A few weeks ago, I received an e-mail from someone who had read one of my articles on writing online. He had appreciated the information in the article and sent me the following e-mail:
Do you give consultations? I need help with a few questions now but I also have big writing needs. I am available either now (my preference) or soon or later.
I was catching up on my e-mail late on Saturday night. I responded: "Yes, I do provide consultations. I also edit, ghostwrite, and co-author on occasion. I would be happy to learn more about what you need, to see if what I offer would be a good fit for you."
Then I asked him to tell me a bit about his writing project, and let me know what sort of help he wanted from me. (I noted that he had a well-received book in print, and had been featured in the front matter of another, so he was no newbie to the publishing industry. I was intrigued as to what questions he had for me...)
Almost immediately, I received a reply: Do you want to talk now? A phone number was included.
Now, I don't know about you, but this struck me as odd.
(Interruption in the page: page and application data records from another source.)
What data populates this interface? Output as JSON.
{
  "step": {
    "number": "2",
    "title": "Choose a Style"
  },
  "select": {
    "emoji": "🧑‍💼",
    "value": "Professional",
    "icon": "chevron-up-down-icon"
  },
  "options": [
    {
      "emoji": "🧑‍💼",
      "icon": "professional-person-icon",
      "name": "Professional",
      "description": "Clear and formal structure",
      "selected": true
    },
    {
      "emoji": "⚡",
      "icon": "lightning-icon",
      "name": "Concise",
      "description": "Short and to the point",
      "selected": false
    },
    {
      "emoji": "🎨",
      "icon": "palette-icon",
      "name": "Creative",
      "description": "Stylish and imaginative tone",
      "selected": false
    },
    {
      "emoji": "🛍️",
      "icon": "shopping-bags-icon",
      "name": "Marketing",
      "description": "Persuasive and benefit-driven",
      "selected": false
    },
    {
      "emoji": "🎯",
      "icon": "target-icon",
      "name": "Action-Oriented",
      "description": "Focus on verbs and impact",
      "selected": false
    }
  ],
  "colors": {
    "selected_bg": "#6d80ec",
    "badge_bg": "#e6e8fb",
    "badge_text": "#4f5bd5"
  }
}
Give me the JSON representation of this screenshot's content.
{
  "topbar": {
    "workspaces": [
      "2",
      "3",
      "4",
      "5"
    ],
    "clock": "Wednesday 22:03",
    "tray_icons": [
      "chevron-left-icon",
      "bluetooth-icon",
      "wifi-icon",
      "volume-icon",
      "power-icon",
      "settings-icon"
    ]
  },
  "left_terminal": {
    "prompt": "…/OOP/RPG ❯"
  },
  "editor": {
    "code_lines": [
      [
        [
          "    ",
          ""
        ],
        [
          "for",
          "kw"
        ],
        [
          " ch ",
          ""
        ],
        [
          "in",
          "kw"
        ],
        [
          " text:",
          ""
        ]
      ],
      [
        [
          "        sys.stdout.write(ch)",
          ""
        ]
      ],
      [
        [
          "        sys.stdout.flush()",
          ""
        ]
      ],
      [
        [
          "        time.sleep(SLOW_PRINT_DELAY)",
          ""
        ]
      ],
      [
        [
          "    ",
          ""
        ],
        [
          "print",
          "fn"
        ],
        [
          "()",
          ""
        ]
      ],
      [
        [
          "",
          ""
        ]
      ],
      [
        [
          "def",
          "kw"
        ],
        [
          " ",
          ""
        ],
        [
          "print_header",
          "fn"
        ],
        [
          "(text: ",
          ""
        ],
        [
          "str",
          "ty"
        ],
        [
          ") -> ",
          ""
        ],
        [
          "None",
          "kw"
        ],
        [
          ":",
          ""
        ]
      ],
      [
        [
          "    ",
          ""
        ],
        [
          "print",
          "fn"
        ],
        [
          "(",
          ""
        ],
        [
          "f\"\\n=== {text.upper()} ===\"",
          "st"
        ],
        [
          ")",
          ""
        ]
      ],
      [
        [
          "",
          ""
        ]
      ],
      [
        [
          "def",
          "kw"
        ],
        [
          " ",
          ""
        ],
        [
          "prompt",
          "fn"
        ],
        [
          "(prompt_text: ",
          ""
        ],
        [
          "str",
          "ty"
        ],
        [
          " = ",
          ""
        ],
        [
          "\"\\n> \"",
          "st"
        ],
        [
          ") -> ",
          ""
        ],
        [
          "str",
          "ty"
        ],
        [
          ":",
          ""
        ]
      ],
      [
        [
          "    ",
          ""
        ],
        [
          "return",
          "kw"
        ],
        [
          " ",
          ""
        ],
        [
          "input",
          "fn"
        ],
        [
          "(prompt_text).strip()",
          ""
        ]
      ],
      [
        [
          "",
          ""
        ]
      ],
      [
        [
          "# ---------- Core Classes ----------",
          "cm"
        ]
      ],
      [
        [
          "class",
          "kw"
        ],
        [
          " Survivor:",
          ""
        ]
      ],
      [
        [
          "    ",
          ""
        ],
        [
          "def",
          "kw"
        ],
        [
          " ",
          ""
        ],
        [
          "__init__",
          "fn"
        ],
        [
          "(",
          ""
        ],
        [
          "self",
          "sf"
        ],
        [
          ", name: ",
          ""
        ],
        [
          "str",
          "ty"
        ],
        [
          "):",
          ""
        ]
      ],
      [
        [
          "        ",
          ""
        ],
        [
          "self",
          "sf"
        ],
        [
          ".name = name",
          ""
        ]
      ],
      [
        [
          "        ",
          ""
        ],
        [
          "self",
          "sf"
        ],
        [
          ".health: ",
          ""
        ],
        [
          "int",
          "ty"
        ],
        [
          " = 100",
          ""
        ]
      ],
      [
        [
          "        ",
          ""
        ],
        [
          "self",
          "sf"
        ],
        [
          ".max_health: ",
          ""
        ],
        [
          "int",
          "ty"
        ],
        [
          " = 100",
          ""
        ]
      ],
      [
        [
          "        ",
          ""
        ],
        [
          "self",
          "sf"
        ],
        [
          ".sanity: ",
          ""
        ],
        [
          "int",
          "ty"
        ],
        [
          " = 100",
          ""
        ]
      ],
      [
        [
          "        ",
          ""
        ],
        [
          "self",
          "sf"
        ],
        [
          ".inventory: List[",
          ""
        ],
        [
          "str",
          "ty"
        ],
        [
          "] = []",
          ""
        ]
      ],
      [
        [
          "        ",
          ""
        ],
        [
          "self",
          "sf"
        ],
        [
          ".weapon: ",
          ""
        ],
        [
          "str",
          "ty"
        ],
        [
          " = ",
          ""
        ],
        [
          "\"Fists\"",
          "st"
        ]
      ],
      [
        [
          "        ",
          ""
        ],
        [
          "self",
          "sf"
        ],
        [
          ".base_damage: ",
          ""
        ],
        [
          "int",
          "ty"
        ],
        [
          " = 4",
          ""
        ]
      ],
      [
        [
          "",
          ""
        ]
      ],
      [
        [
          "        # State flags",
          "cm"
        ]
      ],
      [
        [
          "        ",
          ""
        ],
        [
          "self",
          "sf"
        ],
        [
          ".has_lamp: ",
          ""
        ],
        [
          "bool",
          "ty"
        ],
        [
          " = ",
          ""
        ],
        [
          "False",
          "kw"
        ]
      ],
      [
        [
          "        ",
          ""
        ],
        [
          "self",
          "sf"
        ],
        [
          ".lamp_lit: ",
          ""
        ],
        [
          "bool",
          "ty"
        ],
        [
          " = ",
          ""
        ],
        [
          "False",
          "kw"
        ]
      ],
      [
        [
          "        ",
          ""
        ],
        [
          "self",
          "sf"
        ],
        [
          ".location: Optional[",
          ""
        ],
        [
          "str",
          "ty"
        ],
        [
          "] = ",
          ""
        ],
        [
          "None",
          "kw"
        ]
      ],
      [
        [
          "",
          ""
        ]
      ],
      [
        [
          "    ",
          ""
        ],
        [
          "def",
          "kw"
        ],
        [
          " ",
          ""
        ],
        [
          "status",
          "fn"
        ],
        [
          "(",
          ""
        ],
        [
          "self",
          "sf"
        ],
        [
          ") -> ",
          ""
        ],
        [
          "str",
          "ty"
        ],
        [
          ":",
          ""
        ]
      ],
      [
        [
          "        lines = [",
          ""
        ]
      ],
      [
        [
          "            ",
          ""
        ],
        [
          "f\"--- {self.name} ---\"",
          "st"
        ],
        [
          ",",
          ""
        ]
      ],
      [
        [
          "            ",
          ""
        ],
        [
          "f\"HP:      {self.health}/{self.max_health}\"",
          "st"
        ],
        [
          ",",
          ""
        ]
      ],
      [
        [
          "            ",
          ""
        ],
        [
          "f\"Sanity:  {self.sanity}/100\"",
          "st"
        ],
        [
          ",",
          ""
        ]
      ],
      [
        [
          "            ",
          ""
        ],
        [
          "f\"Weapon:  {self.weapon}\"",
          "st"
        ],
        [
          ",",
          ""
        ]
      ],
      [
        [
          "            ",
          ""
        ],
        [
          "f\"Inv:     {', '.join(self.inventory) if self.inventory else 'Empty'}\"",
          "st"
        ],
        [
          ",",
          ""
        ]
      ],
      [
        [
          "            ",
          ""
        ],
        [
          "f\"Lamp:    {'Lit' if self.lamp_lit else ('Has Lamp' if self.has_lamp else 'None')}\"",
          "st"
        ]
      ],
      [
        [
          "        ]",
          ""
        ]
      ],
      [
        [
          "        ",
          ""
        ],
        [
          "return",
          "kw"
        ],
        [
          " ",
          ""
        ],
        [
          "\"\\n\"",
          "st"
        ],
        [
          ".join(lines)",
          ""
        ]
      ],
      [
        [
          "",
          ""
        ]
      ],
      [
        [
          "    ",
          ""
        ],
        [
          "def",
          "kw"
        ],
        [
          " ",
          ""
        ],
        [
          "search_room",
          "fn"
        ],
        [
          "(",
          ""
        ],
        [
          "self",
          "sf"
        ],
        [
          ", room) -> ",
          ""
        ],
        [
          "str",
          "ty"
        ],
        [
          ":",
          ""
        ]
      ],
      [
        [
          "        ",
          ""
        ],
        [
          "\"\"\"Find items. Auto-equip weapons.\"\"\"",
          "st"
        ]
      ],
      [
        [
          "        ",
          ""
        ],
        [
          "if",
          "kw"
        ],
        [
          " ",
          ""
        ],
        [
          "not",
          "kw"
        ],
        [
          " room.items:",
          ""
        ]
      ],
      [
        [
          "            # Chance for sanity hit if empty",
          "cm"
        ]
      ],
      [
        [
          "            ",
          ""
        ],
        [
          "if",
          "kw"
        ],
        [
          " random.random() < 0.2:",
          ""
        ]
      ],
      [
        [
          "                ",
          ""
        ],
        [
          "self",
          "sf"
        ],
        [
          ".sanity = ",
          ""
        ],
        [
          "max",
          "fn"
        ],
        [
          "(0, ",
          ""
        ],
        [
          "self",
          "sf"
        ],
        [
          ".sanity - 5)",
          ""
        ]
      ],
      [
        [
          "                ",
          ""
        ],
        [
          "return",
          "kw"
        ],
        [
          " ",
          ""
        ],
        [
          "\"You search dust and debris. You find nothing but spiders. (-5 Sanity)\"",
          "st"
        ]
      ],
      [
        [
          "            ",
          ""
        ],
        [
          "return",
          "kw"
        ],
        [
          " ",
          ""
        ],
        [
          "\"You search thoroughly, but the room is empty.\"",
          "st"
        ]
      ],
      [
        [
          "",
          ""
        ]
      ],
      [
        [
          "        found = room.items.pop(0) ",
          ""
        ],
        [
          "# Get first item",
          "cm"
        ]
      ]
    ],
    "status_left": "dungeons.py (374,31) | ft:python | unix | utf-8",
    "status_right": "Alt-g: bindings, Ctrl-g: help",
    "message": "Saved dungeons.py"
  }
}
I generally do not accept new clients on the spur of the moment, at 11:30 p.m. on a weekend, without knowing the nature of the problem I'm going to be asked to tackle.
(Regular clients, because they live in so many different time zones, know that they can contact me any time, day or night. Some have been known to dial the phone first and do the math required to figure out the time difference later, but without malice aforethought. Still, they generally get in touch via e-mail and we schedule a mutually agreeable time for a phone consult.)
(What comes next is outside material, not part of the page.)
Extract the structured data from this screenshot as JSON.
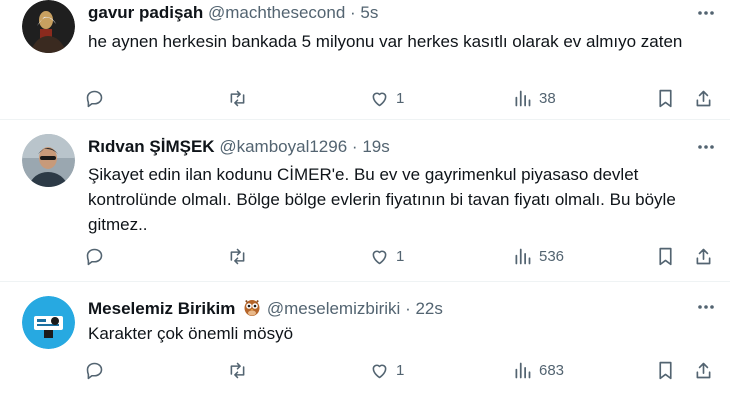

So, I wrote back that I tried very hard, with varying degrees of success, not to work on the weekends. I suggested times I was available on Monday morning, and left the ball in his court.
The next day I received an electronic manuscript -- a lengthy one -- of a fairly polished book. This book dealt in great detail with a subject that is SO not my area of expertise: finances. My would-be client had indicated that he'd like me to look at two specific pages and a complete chapter. I took a look at them, but, for the life of me, I couldn't figure out what he needed my help with.
For one thing, the text in question dealt with detailed investment information for people in their 50's and older, so the subject matter was completely foreign to me.
For another, the writing style, syntax, punctuation, and grammar were all passably fine. Hardly riveting, given the content, but literate and readable, nonetheless.
Still, I was willing to listen to his questions and help, if I could.
I asked him to let me know a good time to contact him (within the parameters of my schedule availability), and I would be happy to chat with him. But first, I reiterated, please tell me how I could be of use. I reminded him that he must be aware that finances are not my field of expertise. I stressed that any assistance I would be able to offer would be primarily in terms of editing for structure and clarity.
I thought that was pretty open-minded and inviting.
Evidently, I was mistaken.
The response I received said that he already had an editor. He thought I was an expert in helping people write forewords (I am), and he needed my help RIGHT NOW. It couldn't wait -- nope, nope, nope. So, since I didn't drop everything and consult with him immediately, he'd referred to my article online. He'd gotten along just fine without me, and had no further use for me.
As for the pages he'd referred me to, he thought those "gems" would be most applicable to me in my current financial position.
To which I audibly responded: "Bwuuuh?"
I wasn't sure which confounded me more: his assumption that I was a good decade or so older than I actually am (yesterday's birthday notwithstanding), or his expectation of becoming an instant client -- with me at his beck and call.
Perhaps I'm being overly harsh. Perhaps I genuinely let the guy down by not immediately picking up the phone and doing a Saturday-night consult. But I doubt it. I also doubt that in HIS professional life, he would have responded differently if our roles were reversed.
There are certain Rules of Thumb that govern How Not to Become a Client. These include:
1.) If the person with whom you wish to consult is a woman, overestimate her age.
2.) Be intentionally vague about what you would like the consultant to help you with -- even after repeated requests for specific information.
3.) Cut into the professional's personal time.
4.) Disregard the scheduling boundaries the professional gives.
5.) Expect to take precedence over the consultant's family AND current clientele.
I have to say, the experience caught me off-guard. I'm very picky about who I work with, because I want to make sure that we will both make the best use of each other's time and fields of expertise. I honestly believe that my clients are the best in the world. I consider most of them as friends rather than business acquaintances. We tend to have lengthy business relationships that grow over the years.
Perhaps that's why the entire experience struck me as weird. Ah well, into each life, a little strange must fall...
And Speaking of Strange
"Strange" isn't always "bad," you understand. Today, the mailman brought me a very strange, wonderful, and completely out-of-the-blue unexpected package. One of my film industry friends (who, incidentally, is one of those who phones first and calculates time difference later) sent me some way cool screenwriting software as a birthday gift. I suspect that he may want me to provide some writing services using the gift, but so what?
I was FLOORED, FLUMMOXED, and at a LOSS FOR WORDS. Which doesn't happen very often, but is an altogether pleasant experience.